Tuesday, October 3, 2017

God doesn't play favorites

If it's true, as Albert Einstein famously observed, that "God does not play dice with the universe"--and I would submit, so far as we can agree on what "God," "play," "dice," and "universe" means, that he was right--then it follows God does not play favorites either. That runs contrary to how we'd like to think it, that America is a chosen land, Americans are a chosen people, and American religious people like to think they are specifically, so far as this is the generation out of the millions and billions of previous generations, that will experience the Rapture, the End of Days, the Second Coming, the Tribulation, the Final Revelation, however we want to think of it, that they are the final, most glorious, most sunk in depravity and thus held highest by God. But it isn't so.

Neither the United States, or Christians, or American Christians--indeed, or Americans or Twenty-First Century peoples or Jews or converted Jews or Muslims or, well, or anyone you'd like to name--none of these are chosen or favorites. When it comes to natural disasters, we all drown or are dashed against rocks and trees exactly the same. When it comes to man-made disasters, we all crumble after being hit by bullets or have our organs ruptured from being trampled exactly the same. The only difference lies in that some of us experience this and some of us don't. But the ones who don't really have no cause to proclaim themselves somehow better than the ones who do, because when it's all said and done, no matter how it comes, death is something we all experience.

So does it mean anything when a middle-aged white man opts to take out whatever frustrations or psychoses or hatreds he may have by shooting at least 550 people, outright killing nearly 60 of them, with whatever combination of semiautomatic guns he could collect and spitting bullets like watermelon seeds into a crowd composed of, mostly, other white middle-aged Americans enjoying a type of music endemic to America while having its roots in African and Celtic sounds?

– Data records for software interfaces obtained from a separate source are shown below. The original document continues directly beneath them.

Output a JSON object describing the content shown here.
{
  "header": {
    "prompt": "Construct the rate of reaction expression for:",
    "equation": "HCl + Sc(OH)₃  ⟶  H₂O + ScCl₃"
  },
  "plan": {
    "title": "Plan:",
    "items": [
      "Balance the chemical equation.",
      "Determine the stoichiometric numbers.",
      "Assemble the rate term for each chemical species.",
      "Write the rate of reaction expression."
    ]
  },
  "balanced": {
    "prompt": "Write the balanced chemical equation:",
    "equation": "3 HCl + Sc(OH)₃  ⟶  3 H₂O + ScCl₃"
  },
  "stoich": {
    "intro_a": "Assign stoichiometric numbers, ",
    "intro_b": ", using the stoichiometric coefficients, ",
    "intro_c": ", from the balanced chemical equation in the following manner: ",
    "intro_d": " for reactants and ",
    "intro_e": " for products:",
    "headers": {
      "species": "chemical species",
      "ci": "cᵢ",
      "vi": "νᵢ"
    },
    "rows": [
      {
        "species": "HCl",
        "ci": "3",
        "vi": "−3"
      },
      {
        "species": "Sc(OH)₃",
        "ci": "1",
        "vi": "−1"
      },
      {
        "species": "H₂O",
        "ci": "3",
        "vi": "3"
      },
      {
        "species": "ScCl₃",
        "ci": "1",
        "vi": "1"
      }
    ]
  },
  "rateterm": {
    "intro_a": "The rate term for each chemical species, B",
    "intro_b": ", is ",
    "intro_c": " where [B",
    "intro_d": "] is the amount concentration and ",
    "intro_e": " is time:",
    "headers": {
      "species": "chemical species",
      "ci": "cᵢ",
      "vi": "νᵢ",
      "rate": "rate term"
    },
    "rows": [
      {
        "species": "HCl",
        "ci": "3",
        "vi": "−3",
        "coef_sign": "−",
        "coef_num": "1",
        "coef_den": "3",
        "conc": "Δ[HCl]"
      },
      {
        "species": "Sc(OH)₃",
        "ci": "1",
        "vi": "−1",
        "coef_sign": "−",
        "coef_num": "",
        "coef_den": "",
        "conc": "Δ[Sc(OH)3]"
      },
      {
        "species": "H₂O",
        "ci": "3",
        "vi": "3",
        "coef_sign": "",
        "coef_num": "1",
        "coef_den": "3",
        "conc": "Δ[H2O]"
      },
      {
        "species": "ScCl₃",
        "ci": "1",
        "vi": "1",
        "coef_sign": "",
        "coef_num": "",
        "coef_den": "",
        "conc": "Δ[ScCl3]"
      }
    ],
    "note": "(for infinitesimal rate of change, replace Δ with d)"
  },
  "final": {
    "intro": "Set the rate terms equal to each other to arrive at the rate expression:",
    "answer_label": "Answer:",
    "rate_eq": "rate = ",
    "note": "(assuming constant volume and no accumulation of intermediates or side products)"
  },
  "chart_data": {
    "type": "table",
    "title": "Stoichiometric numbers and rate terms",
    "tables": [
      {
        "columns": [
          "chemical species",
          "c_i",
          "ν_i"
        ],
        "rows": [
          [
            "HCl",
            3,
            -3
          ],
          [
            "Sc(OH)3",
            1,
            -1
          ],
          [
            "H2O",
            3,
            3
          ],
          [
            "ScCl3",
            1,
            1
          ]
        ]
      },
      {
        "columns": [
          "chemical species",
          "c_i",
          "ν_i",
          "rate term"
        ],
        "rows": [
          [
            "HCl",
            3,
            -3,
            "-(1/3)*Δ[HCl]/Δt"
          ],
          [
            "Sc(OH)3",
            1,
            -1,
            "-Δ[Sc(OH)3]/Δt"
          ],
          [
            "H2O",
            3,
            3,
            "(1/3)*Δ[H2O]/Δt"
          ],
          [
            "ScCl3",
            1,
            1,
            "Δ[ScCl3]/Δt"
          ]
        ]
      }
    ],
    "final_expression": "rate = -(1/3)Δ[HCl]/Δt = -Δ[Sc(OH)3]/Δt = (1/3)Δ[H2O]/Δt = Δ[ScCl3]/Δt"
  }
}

It doesn't. And it does. 

When I say it doesn't matter I mean it doesn't matter that it happened in Las Vegas, Nevada, any more than when it happens in Myanmar or the Democratic Republic of Congo. It often seems as if massacres, the purposeful slaughter of large groups of people by other groups or individuals, is the default setting for humankind. That fact should give us pause.

But when I say it does matter what I mean is that any slaughter of people is reprehensible, and I suspect to God it is all populicide, the killing of people.

It matters too because in Las Vegas, Nevada, unlike in Myanmar or DRC where there are often great, sudden outbursts of violence, often by the authorities, there is no excuse for it happening.

This isn't another anti-gun or anti-weapon or even anti-Second Amendment diatribe. We've all heard those and we fall on one side or the other often depending on our use or non-use of those same weapons. What it is is an observation. As others have pointed out, Americans decided gun control was a non-issue when we decided (and we did decide, make no mistake, we decided as firmly as if we'd fired the shots ourselves) that 20 grade school children were a tolerable sacrifice to have greater access to guns than at any peaceful time in history. We will bury our dead, we will cry and lament over them, and then we will pretend to be shocked when it happens again, bigger, louder, with greater loss of life and perhaps with our own children or parents or cousins or friends among the dead. We will go on as if we have no more determination than the dice in Einstein's quote.